In this paper we theorize that cognitive ethical orientations play an influential role in the beliefs of consumers when faced with different ranges of moral dilemmas. We examine this proposition in transitional Eastern Europe and results from a sample of 210 Romanian consumers suggest that Romanians are faced with a moral situation where low levels of Machiavellianism and high levels of idealism appear to relate to a higher ethical concern about passively benefiting at the expense of others.
Managers throughout the world regularly face ethical dilemmas that have important, and perhaps complex, professional and personal implications. Further, societal consequences of decisions made can be far-reaching. In this study, 210 financial services managers from Australia, Chile, Ecuador and the United States were queried about their ethical beliefs when faced with four diverse dilemmas. In addition, the situational context was altered so the respondent viewed each dilemma from a top management position and from a position of economic hardship. Results suggest (...) a complex interaction of situation, culture and issue when individuals make ethical judgments. Specifically, Chileans were found to have different beliefs about sex discrimination and child labor dilemmas when compared to their colleagues from the other three nations. Chileans and Australians also disagreed on the bribery dilemma. Anglo managers were more likely than Latin American managers to change their ethical responses when the situation was altered. For multinational firms interested in maintaining healthy ethical climates, the findings suggest that culturally contingent ethical guidelines, or policies adapted to the local customs, must be considered. Further, managers must remain aware of issues related to specific situations, both internal and external, that would cause subordinates to alter their moral judgment. (shrink)
The balance between births and deaths in an age-structured population is strongly influenced by the spatial distribution of sub-populations. Our aim was to describe the demographic process of a fish population in an hierarchical dendritic river network, by taking into account the possible movements of individuals. We tried also to quantify the effect of river network changes (damming or channelling) on the global fish population dynamics. The Salmo trutta life pattern was taken as an example for.We proposed a model which (...) includes the demographic and the migration processes, considering migration fast compared to demography. The population was divided into three age-classes and subdivided into fifteen spatial patches, thus having 45 state variables. Both processes were described by means of constant transfer coefficients, so we were dealing with a linear system of difference equations.
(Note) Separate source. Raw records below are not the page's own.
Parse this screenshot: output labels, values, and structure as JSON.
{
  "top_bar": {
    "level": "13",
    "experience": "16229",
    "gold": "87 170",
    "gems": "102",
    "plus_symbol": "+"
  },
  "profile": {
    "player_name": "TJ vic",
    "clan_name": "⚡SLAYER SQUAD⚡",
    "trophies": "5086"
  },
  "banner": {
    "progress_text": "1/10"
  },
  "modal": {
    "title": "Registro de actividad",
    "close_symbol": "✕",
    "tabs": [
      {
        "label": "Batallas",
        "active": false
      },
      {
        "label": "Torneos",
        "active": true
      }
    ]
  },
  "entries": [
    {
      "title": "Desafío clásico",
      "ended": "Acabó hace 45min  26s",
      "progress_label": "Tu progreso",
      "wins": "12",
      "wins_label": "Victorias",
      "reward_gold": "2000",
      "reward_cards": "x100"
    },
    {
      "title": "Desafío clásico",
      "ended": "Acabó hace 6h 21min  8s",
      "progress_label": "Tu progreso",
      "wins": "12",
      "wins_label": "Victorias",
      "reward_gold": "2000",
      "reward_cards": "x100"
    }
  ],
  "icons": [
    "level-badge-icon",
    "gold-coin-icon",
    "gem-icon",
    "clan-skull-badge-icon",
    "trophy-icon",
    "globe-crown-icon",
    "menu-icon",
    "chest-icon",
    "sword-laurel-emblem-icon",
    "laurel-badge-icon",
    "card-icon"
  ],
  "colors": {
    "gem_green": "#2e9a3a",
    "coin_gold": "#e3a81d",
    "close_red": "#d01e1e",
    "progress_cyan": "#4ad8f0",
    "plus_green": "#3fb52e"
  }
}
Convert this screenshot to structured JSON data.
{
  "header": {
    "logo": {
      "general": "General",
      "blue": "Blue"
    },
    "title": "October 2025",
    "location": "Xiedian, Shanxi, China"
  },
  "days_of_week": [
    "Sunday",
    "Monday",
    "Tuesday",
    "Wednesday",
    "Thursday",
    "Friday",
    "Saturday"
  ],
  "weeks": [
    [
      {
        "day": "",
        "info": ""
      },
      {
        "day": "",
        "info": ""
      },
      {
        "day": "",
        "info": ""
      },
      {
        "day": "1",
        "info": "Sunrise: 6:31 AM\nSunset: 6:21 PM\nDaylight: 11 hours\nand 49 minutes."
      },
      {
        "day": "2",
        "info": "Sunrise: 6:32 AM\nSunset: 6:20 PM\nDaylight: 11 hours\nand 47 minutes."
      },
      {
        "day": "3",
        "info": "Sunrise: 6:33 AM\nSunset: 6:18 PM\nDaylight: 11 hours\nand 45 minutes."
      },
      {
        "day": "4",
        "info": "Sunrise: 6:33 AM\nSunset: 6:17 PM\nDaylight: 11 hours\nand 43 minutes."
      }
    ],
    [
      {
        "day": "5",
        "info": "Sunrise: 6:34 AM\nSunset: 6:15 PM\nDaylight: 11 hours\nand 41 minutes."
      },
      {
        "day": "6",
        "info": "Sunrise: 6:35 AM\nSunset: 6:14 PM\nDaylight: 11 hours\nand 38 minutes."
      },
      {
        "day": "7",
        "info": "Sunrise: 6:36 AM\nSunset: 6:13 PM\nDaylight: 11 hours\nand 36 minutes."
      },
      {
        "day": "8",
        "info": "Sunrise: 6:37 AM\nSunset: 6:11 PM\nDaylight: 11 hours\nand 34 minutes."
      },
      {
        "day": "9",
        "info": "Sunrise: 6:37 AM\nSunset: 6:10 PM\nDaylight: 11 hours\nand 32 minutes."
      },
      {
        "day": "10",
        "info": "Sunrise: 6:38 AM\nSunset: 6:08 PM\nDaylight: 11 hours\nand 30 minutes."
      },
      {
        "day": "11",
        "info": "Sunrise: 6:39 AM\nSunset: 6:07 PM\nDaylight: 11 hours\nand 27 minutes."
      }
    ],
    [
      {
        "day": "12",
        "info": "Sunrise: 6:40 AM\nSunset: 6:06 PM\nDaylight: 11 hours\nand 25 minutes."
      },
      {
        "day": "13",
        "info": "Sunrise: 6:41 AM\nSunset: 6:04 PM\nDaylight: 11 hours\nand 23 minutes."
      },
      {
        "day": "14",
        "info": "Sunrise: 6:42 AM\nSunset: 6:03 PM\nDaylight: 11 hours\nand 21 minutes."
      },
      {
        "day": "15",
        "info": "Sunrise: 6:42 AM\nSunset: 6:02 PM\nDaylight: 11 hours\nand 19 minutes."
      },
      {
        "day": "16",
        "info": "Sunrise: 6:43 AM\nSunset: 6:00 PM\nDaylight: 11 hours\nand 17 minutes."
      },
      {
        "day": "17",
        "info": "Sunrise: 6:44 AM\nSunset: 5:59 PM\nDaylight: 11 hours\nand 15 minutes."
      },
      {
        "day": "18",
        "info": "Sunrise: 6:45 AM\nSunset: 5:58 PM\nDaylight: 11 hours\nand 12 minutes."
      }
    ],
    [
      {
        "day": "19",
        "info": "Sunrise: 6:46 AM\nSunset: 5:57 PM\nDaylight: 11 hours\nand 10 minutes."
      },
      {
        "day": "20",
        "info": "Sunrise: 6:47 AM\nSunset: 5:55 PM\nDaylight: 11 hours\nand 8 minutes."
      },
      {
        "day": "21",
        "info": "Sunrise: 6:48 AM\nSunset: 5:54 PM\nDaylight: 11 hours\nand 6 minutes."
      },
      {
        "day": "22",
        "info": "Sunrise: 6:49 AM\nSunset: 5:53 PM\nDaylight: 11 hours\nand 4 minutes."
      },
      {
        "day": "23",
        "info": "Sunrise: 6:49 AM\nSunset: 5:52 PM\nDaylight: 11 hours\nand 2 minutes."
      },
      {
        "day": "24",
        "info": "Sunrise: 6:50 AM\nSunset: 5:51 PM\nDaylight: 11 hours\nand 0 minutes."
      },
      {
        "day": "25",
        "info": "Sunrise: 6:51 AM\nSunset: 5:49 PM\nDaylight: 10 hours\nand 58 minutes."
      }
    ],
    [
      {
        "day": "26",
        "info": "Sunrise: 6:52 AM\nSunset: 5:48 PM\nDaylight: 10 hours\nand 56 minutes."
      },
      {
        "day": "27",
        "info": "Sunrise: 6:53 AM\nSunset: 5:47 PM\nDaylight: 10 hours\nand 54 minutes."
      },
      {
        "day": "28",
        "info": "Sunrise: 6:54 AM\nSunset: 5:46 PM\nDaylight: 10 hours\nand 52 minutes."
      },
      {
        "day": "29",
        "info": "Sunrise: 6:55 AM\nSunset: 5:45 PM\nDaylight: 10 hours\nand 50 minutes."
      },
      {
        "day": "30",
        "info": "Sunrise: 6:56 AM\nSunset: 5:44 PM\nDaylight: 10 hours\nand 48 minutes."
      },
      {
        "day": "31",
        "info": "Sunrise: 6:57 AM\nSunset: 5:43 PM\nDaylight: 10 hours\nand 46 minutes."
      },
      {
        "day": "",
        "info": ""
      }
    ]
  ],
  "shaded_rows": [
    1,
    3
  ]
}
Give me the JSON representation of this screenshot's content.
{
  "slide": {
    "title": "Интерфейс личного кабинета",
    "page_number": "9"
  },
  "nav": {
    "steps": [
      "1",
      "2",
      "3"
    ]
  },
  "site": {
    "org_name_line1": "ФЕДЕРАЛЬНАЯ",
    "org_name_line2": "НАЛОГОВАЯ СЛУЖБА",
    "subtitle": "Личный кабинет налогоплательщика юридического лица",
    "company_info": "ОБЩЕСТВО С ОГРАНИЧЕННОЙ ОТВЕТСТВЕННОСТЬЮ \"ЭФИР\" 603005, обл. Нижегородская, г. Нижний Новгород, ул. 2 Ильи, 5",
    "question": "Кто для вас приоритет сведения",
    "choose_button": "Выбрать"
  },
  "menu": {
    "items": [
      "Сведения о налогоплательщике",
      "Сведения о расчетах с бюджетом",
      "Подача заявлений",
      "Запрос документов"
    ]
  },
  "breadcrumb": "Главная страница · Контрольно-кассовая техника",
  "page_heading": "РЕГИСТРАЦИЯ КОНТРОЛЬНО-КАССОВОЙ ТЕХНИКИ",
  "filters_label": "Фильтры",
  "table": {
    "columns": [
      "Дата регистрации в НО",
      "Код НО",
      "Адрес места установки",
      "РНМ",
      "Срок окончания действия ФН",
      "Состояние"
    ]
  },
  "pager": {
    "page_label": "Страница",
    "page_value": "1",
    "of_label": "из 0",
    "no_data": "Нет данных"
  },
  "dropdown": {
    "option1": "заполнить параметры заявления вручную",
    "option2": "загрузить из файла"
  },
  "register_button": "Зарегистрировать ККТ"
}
The discrete case of the variable aggregation method allowed the study of the system through the dominant elements of a much simpler linear system with only three global variables: the total number of individuals in each age-class. (shrink)